At the time of writing (9 February 2018) the video has not yet been uploaded, but the other resources are there and the lecture will go up in full eventually I am sure – click here for the available resources.
Again the lecture and the performances were fascinating and interesting.
My fun takeaway from this lecture was a vignette about Charles Stuart (soon to become Charles II) spending 50 livres to transport one guitar and 18 tennis rackets from France to England (presumably in expectation of the Restoration).
This possibly says something about Charles’s relative levels of interest in those two hobbies, but probably says more about his relative playing styles and the fact that broken tennis rackets cannot be repaired in quite the same way that guitars can be restored.
It brought to mind one of my favourite pictures from a busy day a year or so ago when I indulged both hobbies on the same day:
The rest of that day was littered with early music coincidences, which took me back thirty years and involved the Hilliard Ensemble and even Christopher Page’s Gothic Voices project too. Truly weird. Watch this space for a retroblog piece on’t.
“Please leave your mobile phones on and be sure to set the volume to loud”…
…is not an entreaty you’ll often hear in the theatre just before the start of the show, but for this show it makes a great deal of sense. It makes even more sense to join the Whatsapp group set up for the piece – not a requirement but an experience-enhancing move for sure.
Janie and I both obliged, but while I found all the social media discussion and exposition fascinating, Janie got lost in the techiness of it all and said the piece left her cold…
…which is a shame.
Because the story was, in my view, well written and well told by writer/performer Javaad Alipoor. He shows, through the stories of three disaffected young men, how people can be radicalised through social media, both to Islamic extremism and also to alt-right type fanatical politics.
Janie said she found the whole idea of it rather depressing. It didn’t make me feel that way. Concerned, yes, but not depressed. Disaffected youngsters have always been susceptible to extremism – social media is just the modern way of grooming and recruiting them.

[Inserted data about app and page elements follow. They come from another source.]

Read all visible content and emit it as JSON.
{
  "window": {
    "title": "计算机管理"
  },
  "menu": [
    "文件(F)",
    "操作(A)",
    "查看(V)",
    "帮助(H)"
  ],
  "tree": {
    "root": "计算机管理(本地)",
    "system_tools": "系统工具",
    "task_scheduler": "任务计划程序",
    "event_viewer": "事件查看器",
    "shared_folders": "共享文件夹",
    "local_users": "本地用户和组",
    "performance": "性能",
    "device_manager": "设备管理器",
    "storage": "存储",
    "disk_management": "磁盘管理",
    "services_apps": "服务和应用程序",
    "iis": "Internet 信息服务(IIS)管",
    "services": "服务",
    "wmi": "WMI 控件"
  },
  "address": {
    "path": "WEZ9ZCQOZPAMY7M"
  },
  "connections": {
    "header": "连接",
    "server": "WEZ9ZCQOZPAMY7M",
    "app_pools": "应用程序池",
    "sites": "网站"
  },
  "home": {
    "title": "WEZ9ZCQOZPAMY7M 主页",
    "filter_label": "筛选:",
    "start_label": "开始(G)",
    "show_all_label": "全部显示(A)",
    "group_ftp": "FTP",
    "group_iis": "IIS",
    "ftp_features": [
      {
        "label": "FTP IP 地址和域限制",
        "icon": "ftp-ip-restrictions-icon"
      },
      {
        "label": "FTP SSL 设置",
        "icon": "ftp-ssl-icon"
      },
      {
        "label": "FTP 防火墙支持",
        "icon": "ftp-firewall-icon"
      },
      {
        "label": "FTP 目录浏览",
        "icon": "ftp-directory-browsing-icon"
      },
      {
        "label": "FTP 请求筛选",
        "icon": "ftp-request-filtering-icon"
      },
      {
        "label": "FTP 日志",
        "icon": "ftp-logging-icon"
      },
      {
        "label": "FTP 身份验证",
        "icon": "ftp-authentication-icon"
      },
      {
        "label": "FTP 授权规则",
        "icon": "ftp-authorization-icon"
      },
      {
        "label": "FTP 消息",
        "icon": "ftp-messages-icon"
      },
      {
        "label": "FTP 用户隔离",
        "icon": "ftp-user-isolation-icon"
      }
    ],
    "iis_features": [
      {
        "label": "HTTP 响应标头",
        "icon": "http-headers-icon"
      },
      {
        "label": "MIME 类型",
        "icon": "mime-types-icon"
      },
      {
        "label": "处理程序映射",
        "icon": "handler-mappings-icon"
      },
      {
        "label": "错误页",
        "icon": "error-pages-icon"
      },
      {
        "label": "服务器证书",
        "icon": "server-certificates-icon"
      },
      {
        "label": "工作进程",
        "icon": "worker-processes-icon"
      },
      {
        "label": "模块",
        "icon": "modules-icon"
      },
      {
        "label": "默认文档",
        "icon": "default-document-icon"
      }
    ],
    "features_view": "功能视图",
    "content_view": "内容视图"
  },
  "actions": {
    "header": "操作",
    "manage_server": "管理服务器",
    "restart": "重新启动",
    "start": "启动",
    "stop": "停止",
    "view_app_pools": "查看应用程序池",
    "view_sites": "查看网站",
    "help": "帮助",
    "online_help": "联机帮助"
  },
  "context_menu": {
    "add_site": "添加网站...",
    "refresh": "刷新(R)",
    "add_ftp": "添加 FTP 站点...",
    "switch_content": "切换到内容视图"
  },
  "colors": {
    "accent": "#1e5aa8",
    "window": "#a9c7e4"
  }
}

I’m more concerned with the ways social media seem to be polarising opinion and dragging communities apart from each other, rather than fulfilling their potential role as universal media that can bring people closer together.
But that’s another story…and if Javaad Alipoor wants to write a play about that, I’d be up for seeing more of his work…
I think my key moment was at c10:36 (about 30 minutes in) when I made the topical West London analogy of the slightly leaky pipe c/w the major burst water main. Much of West London had been without water pretty much all day on the day before the hearing – which I found rather nerve-wracking while I prepared, but it did lend me a useful analogy.
I did say some other stuff too, so it is certainly worth getting a bucket of popcorn and hunkering down for an hour of viewing.
16 months deeper into my real tennis career (and into Brexit of course), I kept thinking during the hearing that the name “Lord Aberdare” was familiar to me in a tennis context…then wondered whether I was getting confused.
When I got to Lord’s later, I saw that, as I had half remembered, the name “Lord Aberdare” was all over the real tennis Gold and Silver Racket honours board.
You’d have thought that this wonderful coincidence would have inspired me to a great victory on the tennis court that evening…but you’d be wrong. The 3rd Baron would not have been impressed by my performance on the court…
…I wonder what he would have made of Brexit and or my performance before the Peers? Would he have yelled “better than half a yard” or “hazard the door” to mark the end of my pivotal speech?
Brexit, Middlesex cricket and real tennis…the story of a fair chunk of my life at the moment, I suppose.